▶ _Try it_
Word for word, print the entries that follow.

(Web page and app entries)

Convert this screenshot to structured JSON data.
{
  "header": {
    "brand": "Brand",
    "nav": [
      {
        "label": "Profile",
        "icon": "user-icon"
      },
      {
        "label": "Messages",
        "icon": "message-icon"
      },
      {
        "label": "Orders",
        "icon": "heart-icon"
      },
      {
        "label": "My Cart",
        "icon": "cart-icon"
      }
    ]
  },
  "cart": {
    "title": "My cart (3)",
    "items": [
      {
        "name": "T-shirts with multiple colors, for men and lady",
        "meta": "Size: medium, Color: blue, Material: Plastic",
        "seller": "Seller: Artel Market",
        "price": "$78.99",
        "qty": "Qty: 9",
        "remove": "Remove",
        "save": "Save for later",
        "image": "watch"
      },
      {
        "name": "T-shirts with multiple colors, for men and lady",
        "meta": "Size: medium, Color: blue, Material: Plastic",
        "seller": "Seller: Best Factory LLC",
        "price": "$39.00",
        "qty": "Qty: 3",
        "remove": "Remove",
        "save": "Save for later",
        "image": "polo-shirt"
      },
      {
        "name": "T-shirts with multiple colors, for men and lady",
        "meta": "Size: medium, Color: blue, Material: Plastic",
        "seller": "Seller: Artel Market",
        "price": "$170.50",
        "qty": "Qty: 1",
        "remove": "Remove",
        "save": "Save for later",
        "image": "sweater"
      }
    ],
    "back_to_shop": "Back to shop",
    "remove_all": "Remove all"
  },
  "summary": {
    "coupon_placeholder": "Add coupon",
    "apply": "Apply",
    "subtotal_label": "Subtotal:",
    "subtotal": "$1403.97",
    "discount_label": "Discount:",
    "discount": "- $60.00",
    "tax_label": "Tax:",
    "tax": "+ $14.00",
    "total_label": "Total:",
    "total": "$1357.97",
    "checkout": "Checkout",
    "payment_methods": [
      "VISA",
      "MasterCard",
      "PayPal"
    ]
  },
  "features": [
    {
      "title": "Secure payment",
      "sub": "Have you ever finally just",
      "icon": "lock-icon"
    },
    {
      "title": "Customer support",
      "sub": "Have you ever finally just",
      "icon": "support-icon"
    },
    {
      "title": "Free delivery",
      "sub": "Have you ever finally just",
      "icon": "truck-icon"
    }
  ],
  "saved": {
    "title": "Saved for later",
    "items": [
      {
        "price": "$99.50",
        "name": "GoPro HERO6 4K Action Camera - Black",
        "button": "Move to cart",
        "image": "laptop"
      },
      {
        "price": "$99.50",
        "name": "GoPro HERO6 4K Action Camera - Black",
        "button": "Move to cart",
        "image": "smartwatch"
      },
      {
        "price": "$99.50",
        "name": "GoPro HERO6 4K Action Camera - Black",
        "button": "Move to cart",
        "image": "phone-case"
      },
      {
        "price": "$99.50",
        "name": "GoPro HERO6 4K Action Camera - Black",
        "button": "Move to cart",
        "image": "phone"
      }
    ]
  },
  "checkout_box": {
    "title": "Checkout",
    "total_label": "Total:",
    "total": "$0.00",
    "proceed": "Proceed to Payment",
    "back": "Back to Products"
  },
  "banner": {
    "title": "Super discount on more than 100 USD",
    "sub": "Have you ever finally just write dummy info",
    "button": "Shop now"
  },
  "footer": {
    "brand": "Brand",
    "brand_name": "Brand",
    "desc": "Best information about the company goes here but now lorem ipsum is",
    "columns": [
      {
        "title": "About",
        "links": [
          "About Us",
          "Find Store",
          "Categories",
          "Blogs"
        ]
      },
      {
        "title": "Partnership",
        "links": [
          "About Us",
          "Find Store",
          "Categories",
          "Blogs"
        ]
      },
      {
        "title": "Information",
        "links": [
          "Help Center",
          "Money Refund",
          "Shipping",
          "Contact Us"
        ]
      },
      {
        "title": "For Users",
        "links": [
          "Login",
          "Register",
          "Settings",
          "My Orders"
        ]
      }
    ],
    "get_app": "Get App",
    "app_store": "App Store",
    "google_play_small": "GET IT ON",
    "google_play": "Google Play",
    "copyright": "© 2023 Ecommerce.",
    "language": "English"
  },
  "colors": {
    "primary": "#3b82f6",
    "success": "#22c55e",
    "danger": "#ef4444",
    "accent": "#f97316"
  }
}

▶ _Finished task_
Convert this screenshot to structured JSON data.
{
  "header": {
    "brand": "Brand",
    "nav": [
      {
        "label": "Profile",
        "icon": "user-icon"
      },
      {
        "label": "Messages",
        "icon": "message-icon"
      },
      {
        "label": "Orders",
        "icon": "heart-icon"
      },
      {
        "label": "My Cart",
        "icon": "cart-icon"
      }
    ]
  },
  "cart": {
    "title": "My cart (3)",
    "items": [
      {
        "name": "T-shirts with multiple colors, for men and lady",
        "meta": "Size: medium, Color: blue, Material: Plastic",
        "seller": "Seller: Artel Market",
        "price": "$78.99",
        "qty": "Qty: 9",
        "remove": "Remove",
        "save": "Save for later",
        "image": "watch"
      },
      {
        "name": "T-shirts with multiple colors, for men and lady",
        "meta": "Size: medium, Color: blue, Material: Plastic",
        "seller": "Seller: Best Factory LLC",
        "price": "$39.00",
        "qty": "Qty: 3",
        "remove": "Remove",
        "save": "Save for later",
        "image": "polo-shirt"
      },
      {
        "name": "T-shirts with multiple colors, for men and lady",
        "meta": "Size: medium, Color: blue, Material: Plastic",
        "seller": "Seller: Artel Market",
        "price": "$170.50",
        "qty": "Qty: 1",
        "remove": "Remove",
        "save": "Save for later",
        "image": "sweater"
      }
    ],
    "back_to_shop": "Back to shop",
    "remove_all": "Remove all"
  },
  "summary": {
    "coupon_placeholder": "Add coupon",
    "apply": "Apply",
    "subtotal_label": "Subtotal:",
    "subtotal": "$1403.97",
    "discount_label": "Discount:",
    "discount": "- $60.00",
    "tax_label": "Tax:",
    "tax": "+ $14.00",
    "total_label": "Total:",
    "total": "$1357.97",
    "checkout": "Checkout",
    "payment_methods": [
      "VISA",
      "MasterCard",
      "PayPal"
    ]
  },
  "features": [
    {
      "title": "Secure payment",
      "sub": "Have you ever finally just",
      "icon": "lock-icon"
    },
    {
      "title": "Customer support",
      "sub": "Have you ever finally just",
      "icon": "support-icon"
    },
    {
      "title": "Free delivery",
      "sub": "Have you ever finally just",
      "icon": "truck-icon"
    }
  ],
  "saved": {
    "title": "Saved for later",
    "items": [
      {
        "price": "$99.50",
        "name": "GoPro HERO6 4K Action Camera - Black",
        "button": "Move to cart",
        "image": "laptop"
      },
      {
        "price": "$99.50",
        "name": "GoPro HERO6 4K Action Camera - Black",
        "button": "Move to cart",
        "image": "smartwatch"
      },
      {
        "price": "$99.50",
        "name": "GoPro HERO6 4K Action Camera - Black",
        "button": "Move to cart",
        "image": "phone-case"
      },
      {
        "price": "$99.50",
        "name": "GoPro HERO6 4K Action Camera - Black",
        "button": "Move to cart",
        "image": "phone"
      }
    ]
  },
  "checkout_box": {
    "title": "Checkout",
    "total_label": "Total:",
    "total": "$0.00",
    "proceed": "Proceed to Payment",
    "back": "Back to Products"
  },
  "banner": {
    "title": "Super discount on more than 100 USD",
    "sub": "Have you ever finally just write dummy info",
    "button": "Shop now"
  },
  "footer": {
    "brand": "Brand",
    "brand_name": "Brand",
    "desc": "Best information about the company goes here but now lorem ipsum is",
    "columns": [
      {
        "title": "About",
        "links": [
          "About Us",
          "Find Store",
          "Categories",
          "Blogs"
        ]
      },
      {
        "title": "Partnership",
        "links": [
          "About Us",
          "Find Store",
          "Categories",
          "Blogs"
        ]
      },
      {
        "title": "Information",
        "links": [
          "Help Center",
          "Money Refund",
          "Shipping",
          "Contact Us"
        ]
      },
      {
        "title": "For Users",
        "links": [
          "Login",
          "Register",
          "Settings",
          "My Orders"
        ]
      }
    ],
    "get_app": "Get App",
    "app_store": "App Store",
    "google_play_small": "GET IT ON",
    "google_play": "Google Play",
    "copyright": "© 2023 Ecommerce.",
    "language": "English"
  },
  "colors": {
    "primary": "#3b82f6",
    "success": "#22c55e",
    "danger": "#ef4444",
    "accent": "#f97316"
  }
}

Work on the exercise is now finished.